The WLC acts as a layer 2 transport for wireless frames to the wired. I am not aware of ANY DNS shaping done by the WLC at all. I suspect its the WiFi client and what it is ultimately choosing. Have you tested more than one flavor WiFi client?
"Satisfaction does not come from knowing the solution, it comes from knowing why." - Rosalind Franklin ___________________________________________________________
At the time of slowness, the clients reporting would have been Intel and Ralink for sure, maybe broadcom. Problem is, by the time I was called back in, it was end of day and all the clinics either had given up or were closed so no test users available other then me and the EMR guy and we had Intel 6205's, one of us using the Intel supplicant and one not.
By the way, to clarify further, this is through a Citrix Client, so you initially hit the main Citrix (web interface) server which creates an ica file to point you to an application server and the client talks to the application server. So you are not actually watching EMR traffic, but Citrix traffic from client to server and seeing the lookups fail wireless, but not wired. So being a Citrix guy as well, I'm looking from that angle but I really doubt it, just like I doubt the controller having anything to do with it. My gut/past experience tells me it goes back to the microsoft somehow, but looking everywhere.
Transferring Crash file from standby:
Login to the Active WLC in HA.
(Cisco Controller) >transfer upload datatype crash
(Cisco Controller) >transfer upload filename <Desired filename>
(Cisco Controller) >transfer up...

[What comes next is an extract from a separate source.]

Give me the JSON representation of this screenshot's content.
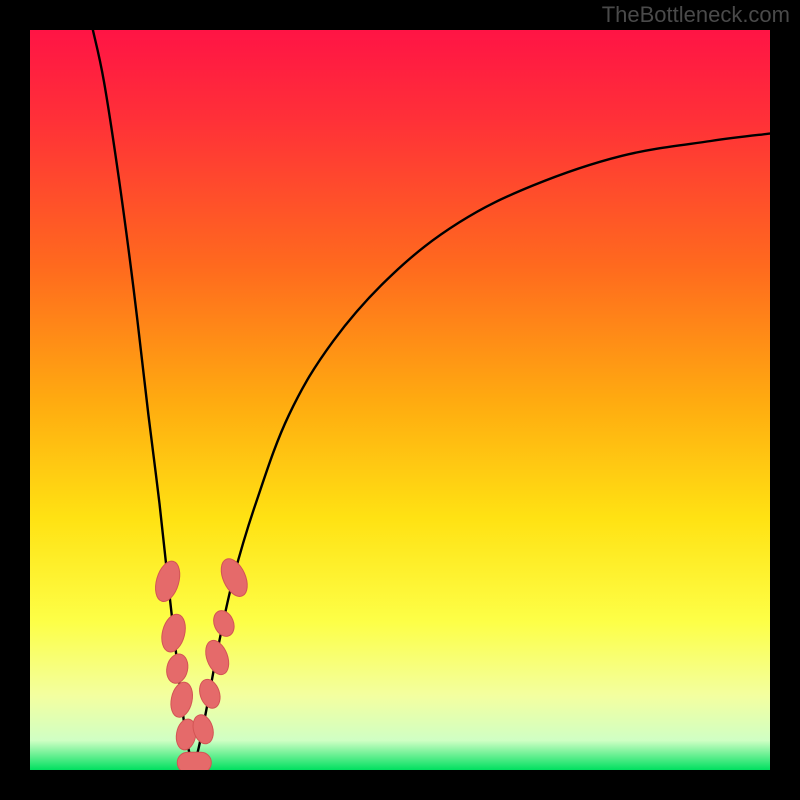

This is the start of a display filter cross reference between Wireshark and OmniPeek.
The 1st installment is a table of advanced filters. More filters will be added as time allows.
It is a living doc, so check back for changes every so often
Please feel ...
I have created a Powershell script to automatically add a Wireless Guest User on Cisco WLCs. (tested on 2500 Series)
The script should be completely self explanatory.
Powershell SNMP Module (Install-Module -Name SNMP)
SNMP Write Access to...